__Directions for this task__
Write out the data again exactly, skipping every picture.
#### Data for analysis ####
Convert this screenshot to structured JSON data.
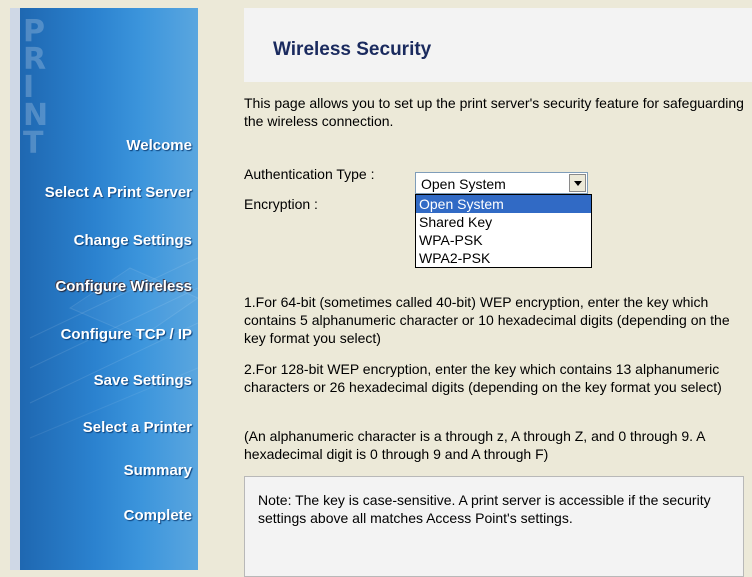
{
  "sidebar": {
    "watermark": "PRINT",
    "items": [
      {
        "label": "Welcome",
        "active": false
      },
      {
        "label": "Select A Print Server",
        "active": false
      },
      {
        "label": "Change Settings",
        "active": false
      },
      {
        "label": "Configure Wireless",
        "active": true
      },
      {
        "label": "Configure TCP / IP",
        "active": false
      },
      {
        "label": "Save Settings",
        "active": false
      },
      {
        "label": "Select a Printer",
        "active": false
      },
      {
        "label": "Summary",
        "active": false
      },
      {
        "label": "Complete",
        "active": false
      }
    ]
  },
  "main": {
    "title": "Wireless Security",
    "intro": "This page allows you to set up the print server's security feature for safeguarding the wireless connection.",
    "auth_label": "Authentication Type :",
    "auth_value": "Open System",
    "encryption_label": "Encryption :",
    "auth_options": [
      "Open System",
      "Shared Key",
      "WPA-PSK",
      "WPA2-PSK"
    ],
    "auth_selected_index": 0,
    "para1": "1.For 64-bit (sometimes called 40-bit) WEP encryption, enter the key which contains 5 alphanumeric character or 10 hexadecimal digits (depending on the key format you select)",
    "para2": "2.For 128-bit WEP encryption, enter the key which contains 13 alphanumeric characters or 26 hexadecimal digits (depending on the key format you select)",
    "para3": "(An alphanumeric character is a through z, A through Z, and 0 through 9. A hexadecimal digit is 0 through 9 and A through F)",
    "note": "Note: The key is case-sensitive. A print server is accessible if the security settings above all matches Access Point's settings."
  },
  "colors": {
    "sidebar_blue": "#2b82cf",
    "title_text": "#1a2a5e",
    "selection": "#316ac5"
  }
}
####
__Written response__
Convert this screenshot to structured JSON data.
{
  "sidebar": {
    "watermark": "PRINT",
    "items": [
      {
        "label": "Welcome",
        "active": false
      },
      {
        "label": "Select A Print Server",
        "active": false
      },
      {
        "label": "Change Settings",
        "active": false
      },
      {
        "label": "Configure Wireless",
        "active": true
      },
      {
        "label": "Configure TCP / IP",
        "active": false
      },
      {
        "label": "Save Settings",
        "active": false
      },
      {
        "label": "Select a Printer",
        "active": false
      },
      {
        "label": "Summary",
        "active": false
      },
      {
        "label": "Complete",
        "active": false
      }
    ]
  },
  "main": {
    "title": "Wireless Security",
    "intro": "This page allows you to set up the print server's security feature for safeguarding the wireless connection.",
    "auth_label": "Authentication Type :",
    "auth_value": "Open System",
    "encryption_label": "Encryption :",
    "auth_options": [
      "Open System",
      "Shared Key",
      "WPA-PSK",
      "WPA2-PSK"
    ],
    "auth_selected_index": 0,
    "para1": "1.For 64-bit (sometimes called 40-bit) WEP encryption, enter the key which contains 5 alphanumeric character or 10 hexadecimal digits (depending on the key format you select)",
    "para2": "2.For 128-bit WEP encryption, enter the key which contains 13 alphanumeric characters or 26 hexadecimal digits (depending on the key format you select)",
    "para3": "(An alphanumeric character is a through z, A through Z, and 0 through 9. A hexadecimal digit is 0 through 9 and A through F)",
    "note": "Note: The key is case-sensitive. A print server is accessible if the security settings above all matches Access Point's settings."
  },
  "colors": {
    "sidebar_blue": "#2b82cf",
    "title_text": "#1a2a5e",
    "selection": "#316ac5"
  }
}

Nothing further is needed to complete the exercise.